## TASK DESCRIPTION
Begin at the line with "What's the underlying" and output every line through the end of the records, exactly as given. Omit pictures.

::: RECORDS PROVIDED

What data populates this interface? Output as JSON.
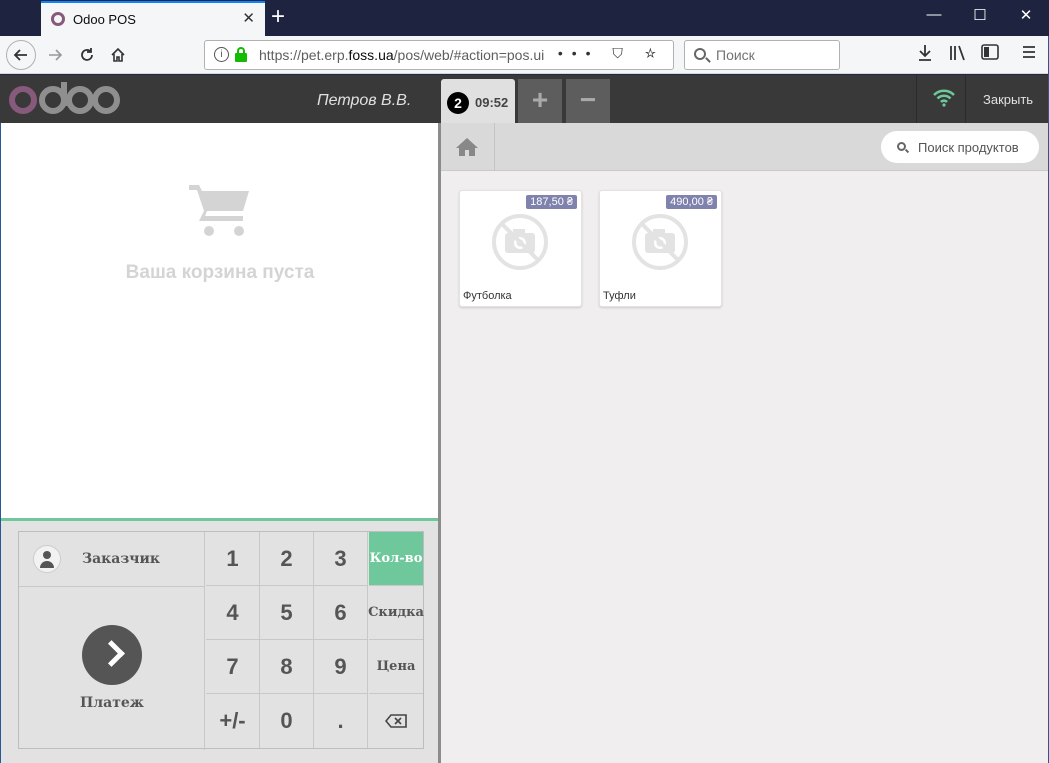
{
  "browser": {
    "tab_title": "Odoo POS",
    "tab_close": "✕",
    "new_tab": "+",
    "url_prefix": "https://pet.erp.",
    "url_domain": "foss.ua",
    "url_path": "/pos/web/#action=pos.ui",
    "url_actions": "••• ⛉ ☆",
    "search_placeholder": "Поиск",
    "win_minimize": "—",
    "win_maximize": "☐",
    "win_close": "✕"
  },
  "header": {
    "cashier": "Петров В.В.",
    "order_number": "2",
    "order_time": "09:52",
    "add_order": "+",
    "remove_order": "−",
    "close_label": "Закрыть",
    "wifi_color": "#6ec89b"
  },
  "cart": {
    "empty_text": "Ваша корзина пуста"
  },
  "actionpad": {
    "customer_label": "Заказчик",
    "payment_label": "Платеж"
  },
  "numpad": {
    "keys": [
      "1",
      "2",
      "3",
      "4",
      "5",
      "6",
      "7",
      "8",
      "9",
      "+/-",
      "0",
      "."
    ],
    "modes": [
      "Кол-во",
      "Скидка",
      "Цена"
    ],
    "active_mode": "Кол-во"
  },
  "products": {
    "search_placeholder": "Поиск продуктов",
    "items": [
      {
        "name": "Футболка",
        "price": "187,50 ₴"
      },
      {
        "name": "Туфли",
        "price": "490,00 ₴"
      }
    ]
  },
  "colors": {
    "brand": "#875a7b",
    "accent": "#6ec89b",
    "price_tag": "#7f82ac"
  }
}
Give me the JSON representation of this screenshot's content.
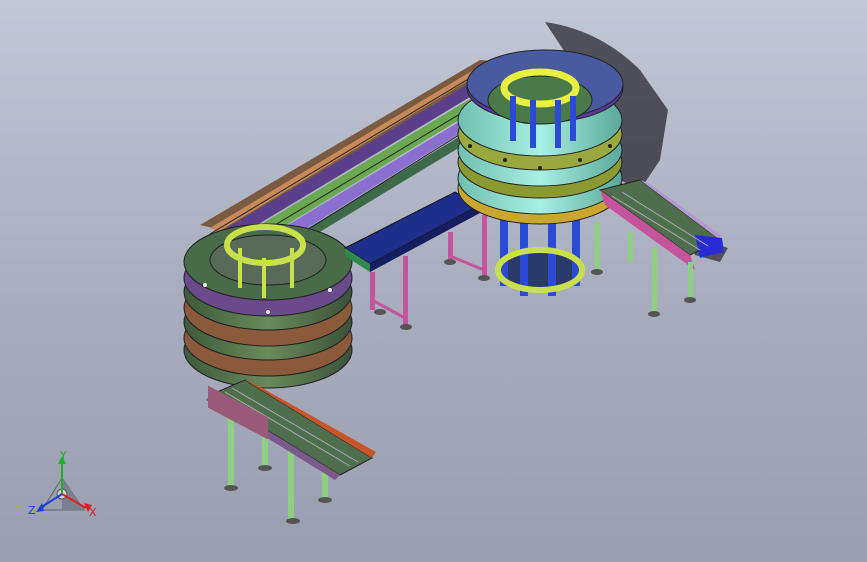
{
  "viewport": {
    "background_top": "#c2c7d6",
    "background_bottom": "#9a9fb0"
  },
  "model": {
    "description_icon": "spiral-conveyor-assembly-icon",
    "colors": {
      "spiral_tower_left": "#4a6b4a",
      "spiral_tower_right": "#8fe0d0",
      "lime_ring": "#c8e04a",
      "blue_column": "#2b4bd6",
      "magenta_frame": "#c6549a",
      "orange_rail": "#c8552a",
      "navy_belt": "#1e2e8a",
      "purple_accent": "#7a44c8",
      "green_rail": "#6aa850"
    }
  },
  "triad": {
    "x_label": "X",
    "y_label": "Y",
    "z_label": "Z",
    "x_color": "#e02020",
    "y_color": "#20b030",
    "z_color": "#2040e0"
  }
}
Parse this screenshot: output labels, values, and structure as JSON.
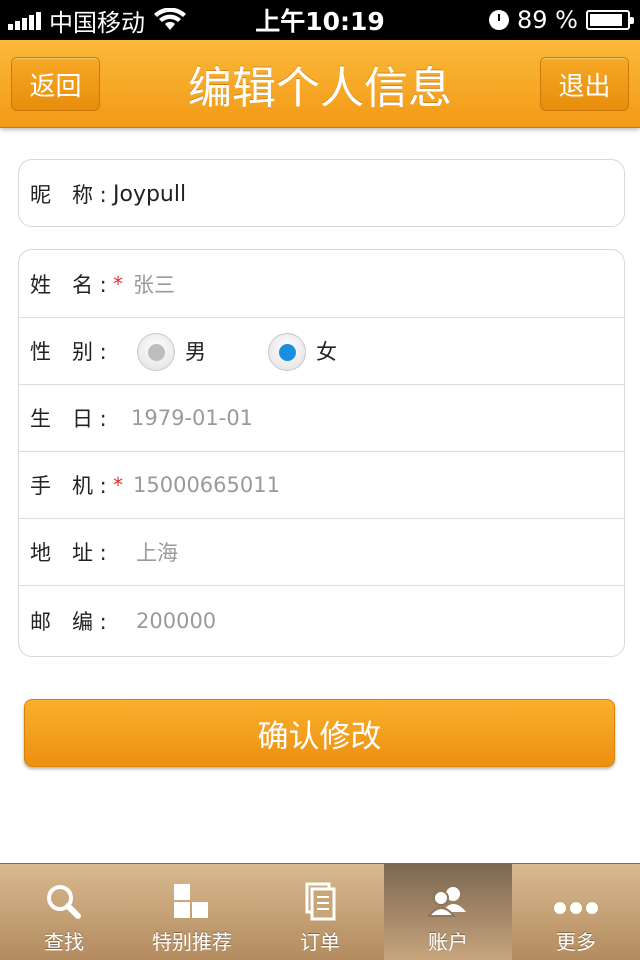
{
  "status_bar": {
    "carrier": "中国移动",
    "time": "上午10:19",
    "battery": "89 %",
    "battery_level": 0.89
  },
  "nav": {
    "back_label": "返回",
    "title": "编辑个人信息",
    "logout_label": "退出"
  },
  "nickname": {
    "label": "昵　称 :",
    "value": "Joypull"
  },
  "form": {
    "name": {
      "label": "姓　名 :",
      "required": "*",
      "value": "张三"
    },
    "gender": {
      "label": "性　别 :",
      "options": [
        {
          "label": "男",
          "selected": false
        },
        {
          "label": "女",
          "selected": true
        }
      ],
      "selected_color": "#1a8fe0"
    },
    "birthday": {
      "label": "生　日 :",
      "value": "1979-01-01"
    },
    "phone": {
      "label": "手　机 :",
      "required": "*",
      "value": "15000665011"
    },
    "address": {
      "label": "地　址 :",
      "value": "上海"
    },
    "zip": {
      "label": "邮　编 :",
      "value": "200000"
    }
  },
  "confirm_label": "确认修改",
  "tabs": [
    {
      "label": "查找",
      "icon": "search-icon",
      "active": false
    },
    {
      "label": "特别推荐",
      "icon": "grid-icon",
      "active": false
    },
    {
      "label": "订单",
      "icon": "document-icon",
      "active": false
    },
    {
      "label": "账户",
      "icon": "users-icon",
      "active": true
    },
    {
      "label": "更多",
      "icon": "more-icon",
      "active": false
    }
  ],
  "colors": {
    "accent": "#f29a16",
    "required": "#e53030",
    "tabbar": "#b38b5f"
  }
}
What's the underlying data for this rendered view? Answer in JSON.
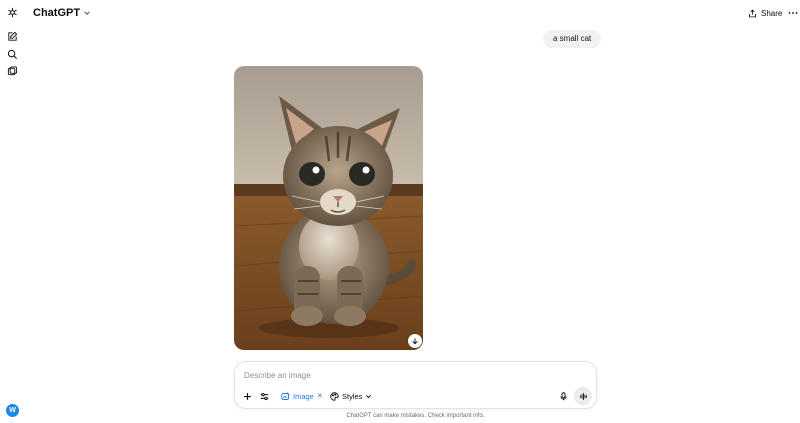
{
  "header": {
    "model_name": "ChatGPT",
    "share_label": "Share"
  },
  "rail": {
    "items": [
      {
        "icon": "logo-icon"
      },
      {
        "icon": "new-chat-icon"
      },
      {
        "icon": "search-icon"
      },
      {
        "icon": "library-icon"
      }
    ],
    "avatar_initial": "W"
  },
  "conversation": {
    "user_message": "a small cat",
    "generated_image": {
      "subject": "kitten"
    }
  },
  "composer": {
    "placeholder": "Describe an image",
    "image_chip_label": "Image",
    "styles_label": "Styles"
  },
  "footer": {
    "disclaimer": "ChatGPT can make mistakes. Check important info."
  },
  "colors": {
    "accent": "#1f7aec",
    "bubble": "#f2f2f2",
    "avatar": "#1e88e5"
  }
}
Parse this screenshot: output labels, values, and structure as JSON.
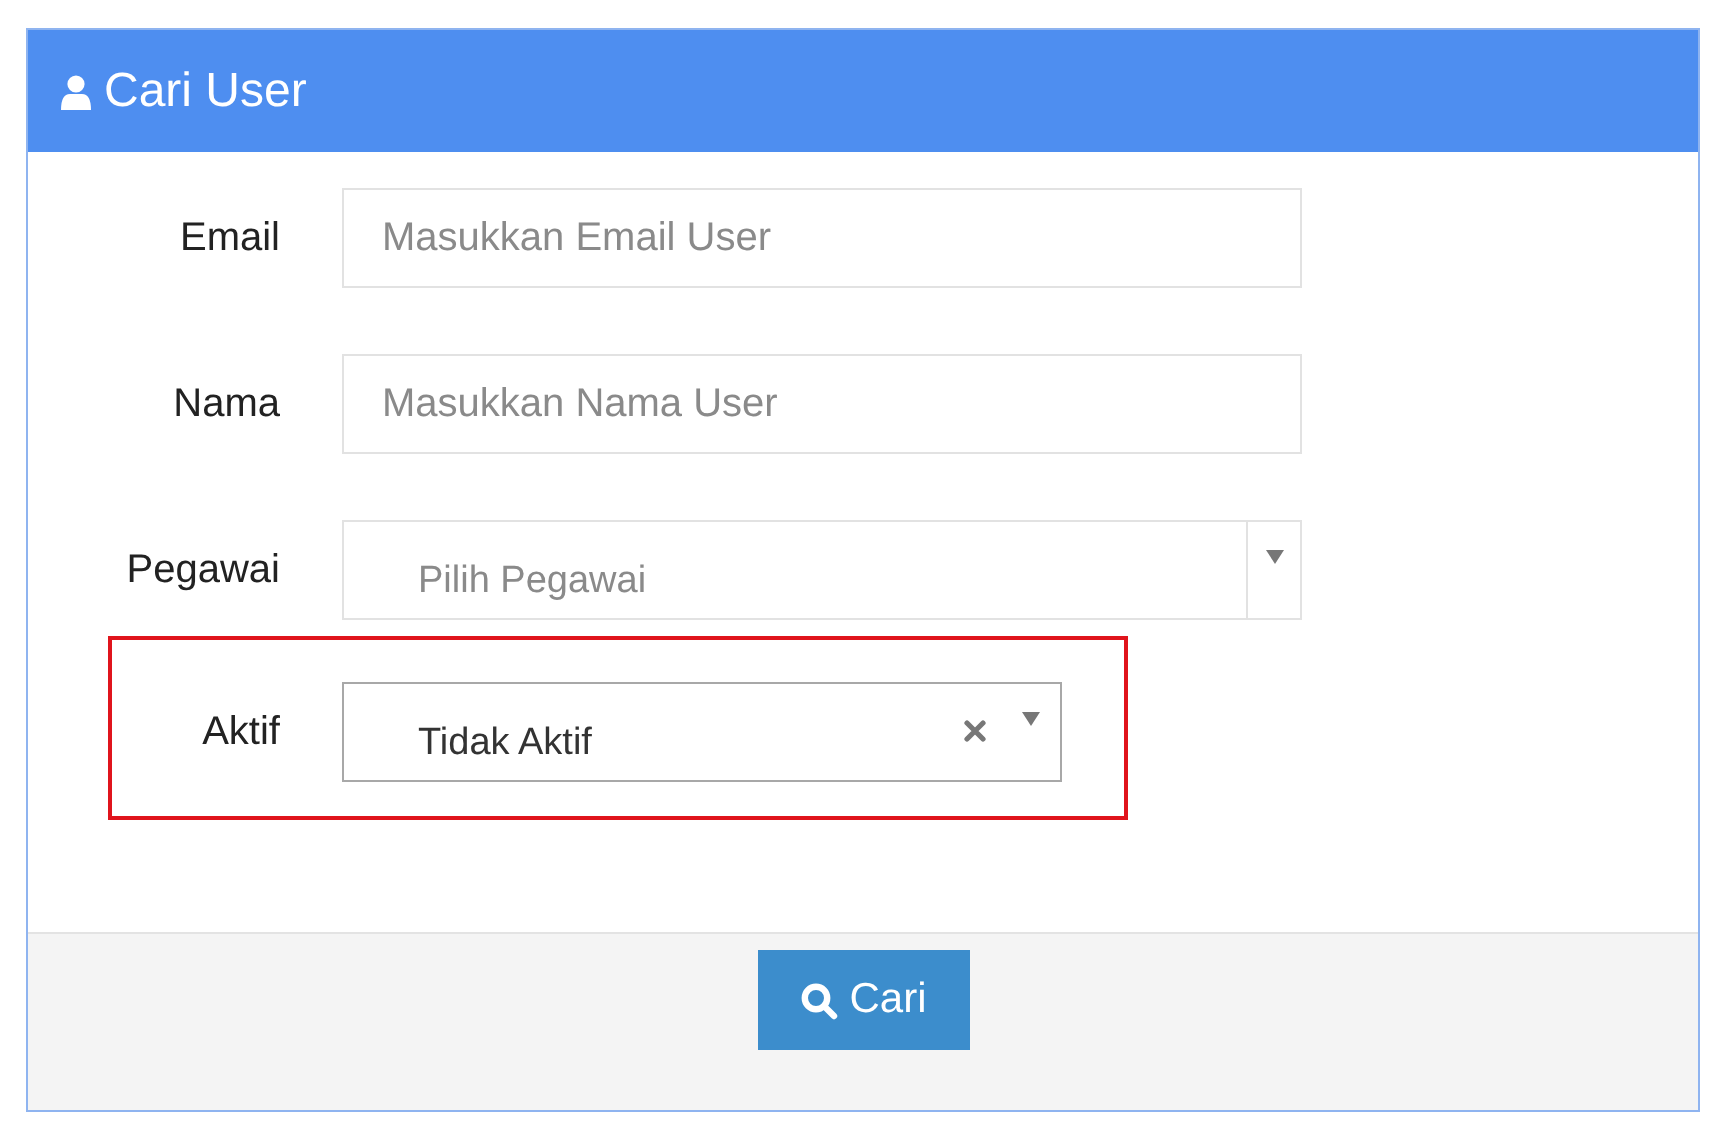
{
  "header": {
    "title": "Cari User"
  },
  "fields": [
    {
      "label": "Email",
      "kind": "text",
      "placeholder": "Masukkan Email User",
      "highlighted": false
    },
    {
      "label": "Nama",
      "kind": "text",
      "placeholder": "Masukkan Nama User",
      "highlighted": false
    },
    {
      "label": "Pegawai",
      "kind": "select",
      "placeholder": "Pilih Pegawai",
      "highlighted": false
    },
    {
      "label": "Aktif",
      "kind": "select",
      "value": "Tidak Aktif",
      "highlighted": true
    }
  ],
  "submit_button": {
    "label": "Cari"
  }
}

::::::

## REPLY TO THE EXERCISE
What's the underlying data for this rendered view? Answer in JSON.
{
  "header": {
    "model_name": "ChatGPT",
    "share_label": "Share"
  },
  "rail": {
    "items": [
      {
        "icon": "logo-icon"
      },
      {
        "icon": "new-chat-icon"
      },
      {
        "icon": "search-icon"
      },
      {
        "icon": "library-icon"
      }
    ],
    "avatar_initial": "W"
  },
  "conversation": {
    "user_message": "a small cat",
    "generated_image": {
      "subject": "kitten"
    }
  },
  "composer": {
    "placeholder": "Describe an image",
    "image_chip_label": "Image",
    "styles_label": "Styles"
  },
  "footer": {
    "disclaimer": "ChatGPT can make mistakes. Check important info."
  },
  "colors": {
    "accent": "#1f7aec",
    "bubble": "#f2f2f2",
    "avatar": "#1e88e5"
  }
}
Parse this screenshot: output labels, values, and structure as JSON.
{
  "header": {
    "title": "Cari User"
  },
  "fields": [
    {
      "label": "Email",
      "kind": "text",
      "placeholder": "Masukkan Email User",
      "highlighted": false
    },
    {
      "label": "Nama",
      "kind": "text",
      "placeholder": "Masukkan Nama User",
      "highlighted": false
    },
    {
      "label": "Pegawai",
      "kind": "select",
      "placeholder": "Pilih Pegawai",
      "highlighted": false
    },
    {
      "label": "Aktif",
      "kind": "select",
      "value": "Tidak Aktif",
      "highlighted": true
    }
  ],
  "submit_button": {
    "label": "Cari"
  }
}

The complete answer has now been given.